Action item ->
Needed from the data below: all lines that contain the word "JSON".

Material shown ->
%%
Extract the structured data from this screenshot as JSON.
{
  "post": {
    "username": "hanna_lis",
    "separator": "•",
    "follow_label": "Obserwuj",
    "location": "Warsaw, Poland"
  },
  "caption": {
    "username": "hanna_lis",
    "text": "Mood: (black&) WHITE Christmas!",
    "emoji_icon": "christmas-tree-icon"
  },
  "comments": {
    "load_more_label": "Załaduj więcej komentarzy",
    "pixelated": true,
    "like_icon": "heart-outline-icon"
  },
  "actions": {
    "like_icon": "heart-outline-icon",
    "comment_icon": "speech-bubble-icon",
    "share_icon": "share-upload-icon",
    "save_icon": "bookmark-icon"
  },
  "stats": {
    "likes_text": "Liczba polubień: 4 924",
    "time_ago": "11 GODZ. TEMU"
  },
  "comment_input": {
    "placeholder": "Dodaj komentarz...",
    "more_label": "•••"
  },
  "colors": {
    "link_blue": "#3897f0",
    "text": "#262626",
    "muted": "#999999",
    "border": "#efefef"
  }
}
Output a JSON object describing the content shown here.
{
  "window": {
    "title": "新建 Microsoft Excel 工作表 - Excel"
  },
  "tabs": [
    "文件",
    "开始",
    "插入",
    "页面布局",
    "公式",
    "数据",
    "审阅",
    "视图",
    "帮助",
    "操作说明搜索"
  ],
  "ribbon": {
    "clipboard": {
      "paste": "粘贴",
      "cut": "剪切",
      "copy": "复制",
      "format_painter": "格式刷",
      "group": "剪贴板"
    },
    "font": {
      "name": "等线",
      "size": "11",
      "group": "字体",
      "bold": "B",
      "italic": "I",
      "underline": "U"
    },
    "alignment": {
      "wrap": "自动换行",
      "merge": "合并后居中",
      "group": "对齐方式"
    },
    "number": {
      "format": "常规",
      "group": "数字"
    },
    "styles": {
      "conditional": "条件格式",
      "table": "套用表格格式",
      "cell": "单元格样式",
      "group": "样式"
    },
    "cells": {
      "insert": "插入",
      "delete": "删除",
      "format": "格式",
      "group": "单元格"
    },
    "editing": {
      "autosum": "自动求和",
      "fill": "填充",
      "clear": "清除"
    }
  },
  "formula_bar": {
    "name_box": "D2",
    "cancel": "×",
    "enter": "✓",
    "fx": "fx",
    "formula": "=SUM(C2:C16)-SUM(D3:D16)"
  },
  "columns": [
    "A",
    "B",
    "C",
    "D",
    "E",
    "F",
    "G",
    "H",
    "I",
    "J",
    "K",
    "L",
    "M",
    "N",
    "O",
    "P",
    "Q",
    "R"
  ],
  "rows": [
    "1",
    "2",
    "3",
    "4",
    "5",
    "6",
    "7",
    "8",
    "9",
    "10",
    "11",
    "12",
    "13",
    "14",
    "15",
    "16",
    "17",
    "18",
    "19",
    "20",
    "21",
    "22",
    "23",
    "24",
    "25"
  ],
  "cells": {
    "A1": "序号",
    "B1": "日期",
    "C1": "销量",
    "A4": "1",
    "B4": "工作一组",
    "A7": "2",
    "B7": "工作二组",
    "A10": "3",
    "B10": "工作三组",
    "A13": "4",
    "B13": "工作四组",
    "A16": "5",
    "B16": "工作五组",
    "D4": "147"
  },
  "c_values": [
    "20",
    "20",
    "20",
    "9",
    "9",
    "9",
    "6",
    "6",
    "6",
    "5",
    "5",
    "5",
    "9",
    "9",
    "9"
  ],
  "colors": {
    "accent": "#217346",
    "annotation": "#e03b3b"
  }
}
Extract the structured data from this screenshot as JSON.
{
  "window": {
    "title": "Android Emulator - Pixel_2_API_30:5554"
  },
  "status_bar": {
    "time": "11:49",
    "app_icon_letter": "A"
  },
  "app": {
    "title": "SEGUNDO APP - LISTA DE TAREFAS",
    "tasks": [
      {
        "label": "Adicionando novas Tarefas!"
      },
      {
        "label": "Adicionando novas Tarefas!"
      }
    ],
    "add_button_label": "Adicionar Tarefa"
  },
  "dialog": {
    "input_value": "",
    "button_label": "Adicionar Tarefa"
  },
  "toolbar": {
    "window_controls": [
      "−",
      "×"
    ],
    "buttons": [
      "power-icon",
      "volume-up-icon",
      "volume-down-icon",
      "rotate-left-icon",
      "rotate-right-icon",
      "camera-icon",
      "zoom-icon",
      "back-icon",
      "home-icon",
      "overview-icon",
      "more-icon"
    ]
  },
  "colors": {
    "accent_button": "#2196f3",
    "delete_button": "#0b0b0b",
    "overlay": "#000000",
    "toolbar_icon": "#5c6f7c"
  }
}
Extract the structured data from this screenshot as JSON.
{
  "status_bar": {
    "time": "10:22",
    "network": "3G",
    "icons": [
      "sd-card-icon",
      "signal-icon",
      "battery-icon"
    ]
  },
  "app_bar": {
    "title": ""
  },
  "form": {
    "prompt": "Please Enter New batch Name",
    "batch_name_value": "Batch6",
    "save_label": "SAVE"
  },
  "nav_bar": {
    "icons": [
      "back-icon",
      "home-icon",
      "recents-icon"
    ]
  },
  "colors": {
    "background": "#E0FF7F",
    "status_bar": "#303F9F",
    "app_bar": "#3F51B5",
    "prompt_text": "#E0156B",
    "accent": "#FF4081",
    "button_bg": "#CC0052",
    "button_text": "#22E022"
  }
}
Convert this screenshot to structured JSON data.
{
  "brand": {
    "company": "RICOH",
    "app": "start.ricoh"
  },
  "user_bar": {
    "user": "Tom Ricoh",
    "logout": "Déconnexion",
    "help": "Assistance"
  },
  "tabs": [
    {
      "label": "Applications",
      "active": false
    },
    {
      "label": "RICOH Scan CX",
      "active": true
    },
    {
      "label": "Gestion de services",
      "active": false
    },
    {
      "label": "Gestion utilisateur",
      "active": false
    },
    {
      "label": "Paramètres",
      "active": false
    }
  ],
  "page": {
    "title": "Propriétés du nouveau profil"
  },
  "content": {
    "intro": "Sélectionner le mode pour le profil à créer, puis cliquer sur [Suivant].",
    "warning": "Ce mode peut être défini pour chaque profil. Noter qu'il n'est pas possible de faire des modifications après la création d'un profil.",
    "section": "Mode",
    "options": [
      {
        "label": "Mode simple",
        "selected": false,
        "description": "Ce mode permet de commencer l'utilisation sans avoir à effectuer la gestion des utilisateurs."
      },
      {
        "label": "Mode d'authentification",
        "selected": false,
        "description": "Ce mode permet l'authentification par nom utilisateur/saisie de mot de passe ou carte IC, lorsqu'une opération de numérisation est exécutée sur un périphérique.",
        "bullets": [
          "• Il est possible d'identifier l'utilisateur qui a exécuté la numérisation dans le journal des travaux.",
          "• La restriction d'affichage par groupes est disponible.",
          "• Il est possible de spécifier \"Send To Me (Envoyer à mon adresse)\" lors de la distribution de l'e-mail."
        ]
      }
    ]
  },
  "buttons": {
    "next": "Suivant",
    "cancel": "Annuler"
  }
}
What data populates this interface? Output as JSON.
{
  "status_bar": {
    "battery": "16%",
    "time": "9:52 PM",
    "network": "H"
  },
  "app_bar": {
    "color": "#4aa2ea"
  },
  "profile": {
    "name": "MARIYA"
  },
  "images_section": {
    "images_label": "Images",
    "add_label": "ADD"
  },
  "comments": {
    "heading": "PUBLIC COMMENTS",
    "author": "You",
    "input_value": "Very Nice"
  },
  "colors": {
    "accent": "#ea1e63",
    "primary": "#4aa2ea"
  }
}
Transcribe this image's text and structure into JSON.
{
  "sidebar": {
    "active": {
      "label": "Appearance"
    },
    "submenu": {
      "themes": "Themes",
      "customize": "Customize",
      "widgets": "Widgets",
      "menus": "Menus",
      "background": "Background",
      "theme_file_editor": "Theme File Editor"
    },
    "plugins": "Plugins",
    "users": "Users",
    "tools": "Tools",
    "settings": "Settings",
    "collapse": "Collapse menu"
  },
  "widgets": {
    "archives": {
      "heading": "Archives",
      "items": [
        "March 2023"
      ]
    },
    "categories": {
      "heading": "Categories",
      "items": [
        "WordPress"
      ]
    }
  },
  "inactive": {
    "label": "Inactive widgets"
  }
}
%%
Response area ->
Extract the structured data from this screenshot as JSON.
Output a JSON object describing the content shown here.
Extract the structured data from this screenshot as JSON.
Extract the structured data from this screenshot as JSON.
Convert this screenshot to structured JSON data.
What data populates this interface? Output as JSON.
Transcribe this image's text and structure into JSON.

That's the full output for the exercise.